WORK REQUEST :: Print the records exactly. Miss nothing.
===== SOURCE MATERIAL =====
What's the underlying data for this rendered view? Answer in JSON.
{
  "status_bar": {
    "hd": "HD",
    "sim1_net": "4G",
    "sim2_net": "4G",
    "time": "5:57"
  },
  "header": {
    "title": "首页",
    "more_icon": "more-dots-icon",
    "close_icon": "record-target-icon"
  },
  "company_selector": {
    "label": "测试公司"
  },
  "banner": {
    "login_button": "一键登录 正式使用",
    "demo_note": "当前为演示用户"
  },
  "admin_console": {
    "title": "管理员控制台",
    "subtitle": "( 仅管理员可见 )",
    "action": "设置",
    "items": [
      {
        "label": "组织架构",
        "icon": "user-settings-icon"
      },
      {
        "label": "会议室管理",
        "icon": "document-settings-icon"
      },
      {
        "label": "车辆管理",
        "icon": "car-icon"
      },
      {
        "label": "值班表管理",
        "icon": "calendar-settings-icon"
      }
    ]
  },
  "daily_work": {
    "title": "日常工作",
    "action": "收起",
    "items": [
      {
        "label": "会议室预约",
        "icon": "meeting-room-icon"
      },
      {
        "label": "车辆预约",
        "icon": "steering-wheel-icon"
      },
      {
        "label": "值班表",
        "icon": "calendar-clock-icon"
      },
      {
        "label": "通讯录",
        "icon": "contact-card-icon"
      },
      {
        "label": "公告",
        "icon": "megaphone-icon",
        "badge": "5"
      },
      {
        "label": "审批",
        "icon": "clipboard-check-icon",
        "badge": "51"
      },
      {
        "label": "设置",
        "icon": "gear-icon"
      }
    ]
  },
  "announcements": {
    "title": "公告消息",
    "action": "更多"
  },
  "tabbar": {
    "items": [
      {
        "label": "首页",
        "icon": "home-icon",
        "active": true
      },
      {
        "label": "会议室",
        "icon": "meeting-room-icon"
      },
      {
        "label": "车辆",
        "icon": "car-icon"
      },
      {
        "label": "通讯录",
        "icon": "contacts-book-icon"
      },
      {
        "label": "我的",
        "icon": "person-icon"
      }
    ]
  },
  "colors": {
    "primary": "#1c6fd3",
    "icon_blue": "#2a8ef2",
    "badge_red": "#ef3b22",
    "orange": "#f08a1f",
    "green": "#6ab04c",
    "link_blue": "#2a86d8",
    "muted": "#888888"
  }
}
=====
TASK OUTPUT ::
What's the underlying data for this rendered view? Answer in JSON.
{
  "status_bar": {
    "hd": "HD",
    "sim1_net": "4G",
    "sim2_net": "4G",
    "time": "5:57"
  },
  "header": {
    "title": "首页",
    "more_icon": "more-dots-icon",
    "close_icon": "record-target-icon"
  },
  "company_selector": {
    "label": "测试公司"
  },
  "banner": {
    "login_button": "一键登录 正式使用",
    "demo_note": "当前为演示用户"
  },
  "admin_console": {
    "title": "管理员控制台",
    "subtitle": "( 仅管理员可见 )",
    "action": "设置",
    "items": [
      {
        "label": "组织架构",
        "icon": "user-settings-icon"
      },
      {
        "label": "会议室管理",
        "icon": "document-settings-icon"
      },
      {
        "label": "车辆管理",
        "icon": "car-icon"
      },
      {
        "label": "值班表管理",
        "icon": "calendar-settings-icon"
      }
    ]
  },
  "daily_work": {
    "title": "日常工作",
    "action": "收起",
    "items": [
      {
        "label": "会议室预约",
        "icon": "meeting-room-icon"
      },
      {
        "label": "车辆预约",
        "icon": "steering-wheel-icon"
      },
      {
        "label": "值班表",
        "icon": "calendar-clock-icon"
      },
      {
        "label": "通讯录",
        "icon": "contact-card-icon"
      },
      {
        "label": "公告",
        "icon": "megaphone-icon",
        "badge": "5"
      },
      {
        "label": "审批",
        "icon": "clipboard-check-icon",
        "badge": "51"
      },
      {
        "label": "设置",
        "icon": "gear-icon"
      }
    ]
  },
  "announcements": {
    "title": "公告消息",
    "action": "更多"
  },
  "tabbar": {
    "items": [
      {
        "label": "首页",
        "icon": "home-icon",
        "active": true
      },
      {
        "label": "会议室",
        "icon": "meeting-room-icon"
      },
      {
        "label": "车辆",
        "icon": "car-icon"
      },
      {
        "label": "通讯录",
        "icon": "contacts-book-icon"
      },
      {
        "label": "我的",
        "icon": "person-icon"
      }
    ]
  },
  "colors": {
    "primary": "#1c6fd3",
    "icon_blue": "#2a8ef2",
    "badge_red": "#ef3b22",
    "orange": "#f08a1f",
    "green": "#6ab04c",
    "link_blue": "#2a86d8",
    "muted": "#888888"
  }
}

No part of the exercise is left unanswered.